Cocksure Democrats who continually predicted the demise of the GOP because of their tough stand on impeachment were probably posturing with the hope of intimidating Republicans into caving. Had they convinced Republicans to wholly abandon a trial, or to go along with them in some watered-down censure resolution, they would have effectively negated any stigma attaching to them for their shameless support of Clinton during the impeachment ordeal.
Though the Senate Republican leadership conspired with Senate Democrats to dispense with a genuine evidentiary trial, at least they resisted Byrd’s
motion to dismiss and insisted on completing the trial through a vote.
By adhering to principle to that extent and not acquiescing to the censure
charade, the Republicans not only did what was right — they distinguished
themselves from the Democrats and forced them to stand alone in their
support of Bill Clinton and to blend with him into historical infamy.
By their unwavering and unprincipled support of Clinton, congressional
Democrats have acquired ownership of the president and figuratively adopted
his felonies — even, to some extent, those not in issue at the time of the
trial. As Rush Limbaugh presciently observed, the Democrats, by their
actions, were wrapping themselves around all of Clinton’s Bruno Magli
shoes — i.e., future disclosures of Clinton’s wrongdoing.
Since the acquittal, a pair of Bruno Maglis has already surfaced: 1)
Juanita Broaddrick and 2) further disturbing revelations about this
administration compromising our national security in its dealings with Red
Please don’t tell me these matters are irrelevant. The most outspoken

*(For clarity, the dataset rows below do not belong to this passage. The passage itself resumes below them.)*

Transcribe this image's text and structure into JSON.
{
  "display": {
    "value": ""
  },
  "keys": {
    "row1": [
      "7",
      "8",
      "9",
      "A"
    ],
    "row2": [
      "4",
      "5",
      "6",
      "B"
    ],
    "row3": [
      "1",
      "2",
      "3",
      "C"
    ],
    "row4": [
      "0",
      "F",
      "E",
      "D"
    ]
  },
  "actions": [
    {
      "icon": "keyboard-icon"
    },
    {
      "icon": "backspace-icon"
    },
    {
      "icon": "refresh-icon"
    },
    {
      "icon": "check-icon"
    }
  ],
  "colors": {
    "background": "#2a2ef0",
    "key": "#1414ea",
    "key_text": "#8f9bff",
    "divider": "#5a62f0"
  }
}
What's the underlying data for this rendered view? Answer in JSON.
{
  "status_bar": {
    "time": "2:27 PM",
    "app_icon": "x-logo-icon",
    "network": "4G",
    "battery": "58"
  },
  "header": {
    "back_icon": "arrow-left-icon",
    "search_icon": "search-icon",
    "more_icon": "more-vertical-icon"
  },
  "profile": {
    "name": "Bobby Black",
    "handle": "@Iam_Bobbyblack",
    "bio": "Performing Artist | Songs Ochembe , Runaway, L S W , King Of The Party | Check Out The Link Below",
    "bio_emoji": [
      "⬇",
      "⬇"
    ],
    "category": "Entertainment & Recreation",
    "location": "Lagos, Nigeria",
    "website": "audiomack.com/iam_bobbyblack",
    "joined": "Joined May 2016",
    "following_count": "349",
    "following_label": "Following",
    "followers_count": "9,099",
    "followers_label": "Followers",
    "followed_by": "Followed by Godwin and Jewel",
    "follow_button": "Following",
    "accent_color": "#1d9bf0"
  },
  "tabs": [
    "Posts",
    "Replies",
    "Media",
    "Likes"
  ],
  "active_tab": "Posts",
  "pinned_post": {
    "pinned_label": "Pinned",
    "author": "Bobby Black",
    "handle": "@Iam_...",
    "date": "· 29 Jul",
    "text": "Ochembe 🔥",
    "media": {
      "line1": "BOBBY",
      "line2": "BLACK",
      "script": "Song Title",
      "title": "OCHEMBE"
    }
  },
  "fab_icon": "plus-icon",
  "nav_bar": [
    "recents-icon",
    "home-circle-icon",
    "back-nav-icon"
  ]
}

senator against the impeachment proceedings, Tom Harkin, has allowed that
he may have voted differently had he known about Broaddrick.
Impeachment issues are unlikely to have much impact on congressional
elections in 2000, with the possible exception of very close races
involving high-profile impeachment players. What will ultimately drive those
elections will be the hot issues at the time of the election, the candidates
themselves and campaign money.
The scandal’s impact on the presidential race may be more profound. It is
a curious irony that while Clinton always manages to escape accountability
for his wrongdoing, his closest confidants do not. His former business partners and government appointees are racking up felony convictions right and left.
Assuming Al Gore gets by Bill Bradley and wins his party’s nomination, he
will have a difficult time distancing himself from the Clinton record —
all of it. And this won’t be merely a case of guilt (or credit) by association.
Gore has deliberately embraced every fiber of Clinton’s presidential
persona, even to the point of proclaiming him one of the greatest
presidents of the century the very day he was impeached!
When given an opportunity to retract his remarks by CNN’s Wolf Blitzer,
Gore refused. Then amazingly, he invoked Scripture to describe favorably
the Clinton administration: “Ye shall know them by their fruits.” Ye shall
Gore’s presidential bid may help to unravel this curious mystery behind
dichotomous polls that on the one hand give Clinton high approval ratings
and on the other strongly disapprove of his character. The people are
probably far less willing to re-elect a scoundrel (or his protege) than
they are to favor his ouster.
If the Democrats’ promised backlash does materialize in 2000, its most
likely casualty will not be congressional Republicans, but our Buddhist
Temple-emissary, Al Gore.
To find out more about David Limbaugh, and read features by other
Creators Syndicate writers and cartoonists, visit the Creators Syndicate